Another Legit Reason to Wear Sunglasses Indoors Not long ago, we published a couple of blogs and guest posts talking about people who wear sunglasses for medical reasons. We talked about U2 singer Bono, for example, who wears tinted sunglasses due to suffering from glaucoma. NFL coach Tony Sparano is another prolific wearer of sunglasses thanks to an injury he suffered as a teen. In light of that, we recently became aware of another medical condition that can be helped by wearing sunglasses. The disorder we are referring to is actually a family of disorders of the vestibular system. These disorders affect the system of nerves and other tissues in the ears that are normally responsible for balance and spatial orientation. A person suffering from one of these disorders can display a lengthy list of symptoms, including general lightheadedness, dizziness, and even spells of severe vertigo. So, how can a pair of dark wayfarer or aviator sunglasses help? By breaking up visual disturbances. You see, the brain of someone with a vestibular disorder is attempting to overcome the problem by relying on visual information to replace the missing vestibular information. Quieting the Visual Space There are several kinds of vestibular disorders along with a variety of causes. One particular disorder is known as bilateral vestibulo-ocular reflex loss – or bilateral vestibular loss for those who prefer a less technical term. This is a disorder in which the vestibular system in both sides of the head no longer functions properly. The loss of function can be either partial or complete. A person suffering from this condition finds visual stimulation annoying. He or she may find it hard to remain upright in the midst of large crowds of people who are constantly moving. Scrolling a computer screen may be difficult, watching TV may be challenging, and driving a car may be nearly impossible. Sunglasses can help by reducing the person's ability to fully see the visual space around him or her.

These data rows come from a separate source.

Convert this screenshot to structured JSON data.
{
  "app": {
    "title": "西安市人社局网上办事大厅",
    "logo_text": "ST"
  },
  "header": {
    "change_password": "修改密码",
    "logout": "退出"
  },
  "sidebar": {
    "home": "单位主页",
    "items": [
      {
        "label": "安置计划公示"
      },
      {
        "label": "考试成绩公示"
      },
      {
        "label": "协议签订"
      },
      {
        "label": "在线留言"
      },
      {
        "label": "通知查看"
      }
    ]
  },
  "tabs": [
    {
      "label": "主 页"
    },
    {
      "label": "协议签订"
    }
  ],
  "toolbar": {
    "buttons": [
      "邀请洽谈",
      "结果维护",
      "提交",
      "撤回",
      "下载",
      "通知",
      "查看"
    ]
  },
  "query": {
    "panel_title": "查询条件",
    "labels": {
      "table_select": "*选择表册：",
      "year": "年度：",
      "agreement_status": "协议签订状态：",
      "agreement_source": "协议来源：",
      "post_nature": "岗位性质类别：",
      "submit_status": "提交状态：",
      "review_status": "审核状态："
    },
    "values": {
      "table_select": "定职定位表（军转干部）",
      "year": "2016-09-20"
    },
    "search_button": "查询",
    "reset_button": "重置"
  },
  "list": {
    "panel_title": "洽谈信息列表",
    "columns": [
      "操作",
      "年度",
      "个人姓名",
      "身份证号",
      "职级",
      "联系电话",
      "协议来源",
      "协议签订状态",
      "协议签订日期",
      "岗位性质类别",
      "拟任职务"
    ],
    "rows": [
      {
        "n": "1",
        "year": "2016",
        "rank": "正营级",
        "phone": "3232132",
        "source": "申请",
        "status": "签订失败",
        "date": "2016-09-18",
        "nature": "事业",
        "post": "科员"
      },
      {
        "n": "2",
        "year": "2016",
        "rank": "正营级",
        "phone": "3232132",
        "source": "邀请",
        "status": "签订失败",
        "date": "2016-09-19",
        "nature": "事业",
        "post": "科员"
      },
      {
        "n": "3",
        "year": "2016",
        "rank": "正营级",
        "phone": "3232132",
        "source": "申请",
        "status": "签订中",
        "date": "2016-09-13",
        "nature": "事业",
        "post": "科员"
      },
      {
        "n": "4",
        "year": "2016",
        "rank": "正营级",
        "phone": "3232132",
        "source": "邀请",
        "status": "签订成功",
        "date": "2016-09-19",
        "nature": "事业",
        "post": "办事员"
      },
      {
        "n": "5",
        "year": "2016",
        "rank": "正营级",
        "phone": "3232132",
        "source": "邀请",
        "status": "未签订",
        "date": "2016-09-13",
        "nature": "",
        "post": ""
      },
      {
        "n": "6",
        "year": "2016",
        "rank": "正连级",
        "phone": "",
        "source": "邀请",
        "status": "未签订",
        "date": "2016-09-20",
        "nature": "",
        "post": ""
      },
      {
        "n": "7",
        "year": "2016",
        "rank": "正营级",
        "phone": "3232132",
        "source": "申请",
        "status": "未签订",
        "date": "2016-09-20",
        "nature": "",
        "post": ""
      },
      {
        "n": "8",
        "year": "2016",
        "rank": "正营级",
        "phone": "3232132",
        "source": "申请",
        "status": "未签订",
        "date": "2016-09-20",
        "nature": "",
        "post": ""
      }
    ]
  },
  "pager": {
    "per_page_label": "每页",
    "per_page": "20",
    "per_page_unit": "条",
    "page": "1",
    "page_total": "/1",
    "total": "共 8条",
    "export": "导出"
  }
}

For example, you might sit on your couch watching television with a ceiling fan going above you. You would probably not even notice the fan. A person suffering from bilateral vestibular loss will notice it, because his or her brain is trying to take in as many visual signals as possible in order to maintain balance and spatial awareness. The movement of the fan can be enough to drive him/her crazy, even if he/she is trying to focus only on the television. A good pair of dark sunglasses can help by providing just enough interference that the brain is not distracted by the ceiling fan. Those same sunglasses would help in a similar manner when the person is out shopping or running errands. Just by reducing visual stimulation, sunglasses can make an enormous difference. Sunglasses Can Be a Treasure The point of this blog post is similar to that of the other posts we published: we want to highlight the fact that some people treasure their sunglasses as more than just a fashion statement or a tool for protecting the eyes against the sun. For people with certain medical conditions, like vestibular disorders, a pair of sunglasses can be as valuable as the Pirate's load of buried treasure. As a retailer, we encourage you to keep that in mind when serving customers who seem to have unique needs. Your average customer may be all about making a fashion statement with the latest pair of wayfarer or aviator sunglasses, but someone with a medical issue is looking beyond mere fashion. They're looking for a pair of sunglasses that will actually make their lives better.